COLUMN: Mental health is just as important for student-athletes


Rob Le Cates

Kate Stevens is a senior sports media relations major. and can be reached at 217-581-2812.

Kate Stevens, Assistant Sports Editor

As we focus our issue on mental health this week, I am writing this as a reminder that the mental health of athletes and student-athletes is incredibly important. 

​Personally, I am a huge advocate for mental health, and I think you all should be too. We all go through things, and I simply cannot imagine having to go through the battles I have gone through while being a student athlete. Fighting for my mental health as well as trying to keep my grades up was tough for me and it took a long time for me to be able to manage the two. 

​Student-athletes are always held on a higher pedestal and are expected to work hard both on the field/court/track as well as in their academics. Each individual athlete has their individual struggles both on and off. They often have to push those off the field struggles and battles to the side so that they can perfect their craft and be the best athlete they can be. 

Athletes also have to have this facade to show that they are tough all the time and can’t be beat, right?

As time goes on, bottling these things up can be dangerous and life threatening. In 2022, student-athlete suicide rates have skyrocketed. At the beginning of 2022, there were three young women who were college athletes who committed suicide. They were all at the top of their sports at their schools. 

Lauren Bennett was a softball player for James Madison University, Katie Meyer was a goalkeeper for Stanford, and Sarah Shulze was a runner for the University of Wisconsin. They were all three stars on their teams and struggled behind the scenes of it all. 

​Unfortunately, we have experienced the suicide of a student-athlete here at Eastern. In the fall of 2021, we lost Jason Aguilar, a sophomore accounting major and track athlete. In the days following, many friends came forward to express how loved he was and how caring and fun he was himself. His fellow teammates looked up to him and loved to be around him. This is one example that truly hits home for me because it was someone on our campus and his closest friends and teammates had no idea what he was contemplating or struggling with. 

​Colleges absolutely need to have mental health programs in place for all of their players. Mental health is something that needs to be openly talked about as a team and all coaches and players need to be educated on how important it is to keep players safe and know that no one battles alone. 

​You are never alone. You are so loved and the battles you face are important and deserve attention. Let your trusted friends, family, coaches, or teammates know what you are going through so they can help you seek and receive all the help you need. The stigma of getting help is slowly going away, but it is still there. Everyone who needs help deserves it. Please don’t let fear keep you from reaching out. You are so deserving of being freed from your mental battles. 

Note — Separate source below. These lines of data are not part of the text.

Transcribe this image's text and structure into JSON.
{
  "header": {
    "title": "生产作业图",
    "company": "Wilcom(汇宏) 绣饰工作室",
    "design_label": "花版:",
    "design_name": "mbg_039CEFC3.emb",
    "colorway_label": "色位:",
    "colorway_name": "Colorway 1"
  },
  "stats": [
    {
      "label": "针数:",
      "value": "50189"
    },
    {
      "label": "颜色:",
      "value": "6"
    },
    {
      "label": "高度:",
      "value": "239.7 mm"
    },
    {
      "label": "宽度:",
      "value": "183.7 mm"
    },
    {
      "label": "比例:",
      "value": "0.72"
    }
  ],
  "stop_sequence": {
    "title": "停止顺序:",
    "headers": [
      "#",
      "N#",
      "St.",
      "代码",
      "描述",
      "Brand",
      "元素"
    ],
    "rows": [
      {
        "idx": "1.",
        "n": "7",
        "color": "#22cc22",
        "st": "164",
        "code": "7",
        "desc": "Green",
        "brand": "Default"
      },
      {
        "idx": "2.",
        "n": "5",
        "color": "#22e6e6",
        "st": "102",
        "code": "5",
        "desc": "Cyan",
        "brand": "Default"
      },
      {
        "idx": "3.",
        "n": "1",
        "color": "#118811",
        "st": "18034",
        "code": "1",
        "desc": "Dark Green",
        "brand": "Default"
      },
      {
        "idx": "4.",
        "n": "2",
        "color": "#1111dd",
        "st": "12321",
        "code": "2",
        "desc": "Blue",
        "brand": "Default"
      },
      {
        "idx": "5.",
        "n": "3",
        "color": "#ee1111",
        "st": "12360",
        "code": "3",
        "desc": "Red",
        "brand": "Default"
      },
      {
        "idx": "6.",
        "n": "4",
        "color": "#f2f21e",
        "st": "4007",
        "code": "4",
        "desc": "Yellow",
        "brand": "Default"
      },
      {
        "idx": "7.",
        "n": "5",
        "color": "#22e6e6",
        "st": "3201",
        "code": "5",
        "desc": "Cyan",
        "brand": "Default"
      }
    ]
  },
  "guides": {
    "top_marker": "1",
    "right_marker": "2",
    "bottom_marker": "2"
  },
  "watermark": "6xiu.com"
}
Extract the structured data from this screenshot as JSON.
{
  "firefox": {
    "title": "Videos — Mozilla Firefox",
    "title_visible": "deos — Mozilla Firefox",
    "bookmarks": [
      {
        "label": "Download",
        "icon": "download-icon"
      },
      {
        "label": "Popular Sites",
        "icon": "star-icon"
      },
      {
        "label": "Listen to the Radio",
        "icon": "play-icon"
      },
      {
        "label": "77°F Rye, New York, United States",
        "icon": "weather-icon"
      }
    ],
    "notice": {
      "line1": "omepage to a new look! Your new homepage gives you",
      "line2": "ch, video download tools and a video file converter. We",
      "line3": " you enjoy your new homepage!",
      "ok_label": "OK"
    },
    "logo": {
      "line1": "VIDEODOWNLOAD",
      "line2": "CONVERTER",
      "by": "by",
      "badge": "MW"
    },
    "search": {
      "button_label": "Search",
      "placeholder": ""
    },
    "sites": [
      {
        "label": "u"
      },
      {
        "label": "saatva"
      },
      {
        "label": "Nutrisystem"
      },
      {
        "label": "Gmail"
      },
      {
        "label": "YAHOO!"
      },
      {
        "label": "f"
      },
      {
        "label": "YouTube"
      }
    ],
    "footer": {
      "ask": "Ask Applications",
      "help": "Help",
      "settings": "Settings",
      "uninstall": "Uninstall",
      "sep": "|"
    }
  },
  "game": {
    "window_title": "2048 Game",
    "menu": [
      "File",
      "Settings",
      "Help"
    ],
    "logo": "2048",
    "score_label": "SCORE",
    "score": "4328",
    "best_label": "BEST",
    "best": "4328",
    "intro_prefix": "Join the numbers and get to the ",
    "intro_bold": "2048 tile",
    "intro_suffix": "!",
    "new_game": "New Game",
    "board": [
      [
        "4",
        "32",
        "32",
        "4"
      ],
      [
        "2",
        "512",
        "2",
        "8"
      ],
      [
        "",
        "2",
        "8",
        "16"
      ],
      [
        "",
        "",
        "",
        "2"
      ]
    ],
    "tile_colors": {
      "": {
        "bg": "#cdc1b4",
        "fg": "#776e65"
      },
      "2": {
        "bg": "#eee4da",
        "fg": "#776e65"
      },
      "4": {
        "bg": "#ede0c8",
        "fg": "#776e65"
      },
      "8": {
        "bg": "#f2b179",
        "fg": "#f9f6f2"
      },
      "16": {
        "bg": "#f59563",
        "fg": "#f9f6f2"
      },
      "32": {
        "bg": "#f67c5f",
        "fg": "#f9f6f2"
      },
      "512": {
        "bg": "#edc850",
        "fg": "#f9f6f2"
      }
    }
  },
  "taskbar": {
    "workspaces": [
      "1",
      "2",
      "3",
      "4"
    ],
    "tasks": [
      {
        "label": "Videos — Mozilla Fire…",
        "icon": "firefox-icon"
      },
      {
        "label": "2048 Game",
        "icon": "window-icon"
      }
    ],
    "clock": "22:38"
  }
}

​Always be kind to yourself and others. You are loved and you are worthy. Please, student-athletes and students, never be afraid to reach out. Take care of yourselves as we want you here and we need you here. You are so important.

Kate Stevens can be reached at 581-2812 or [email protected]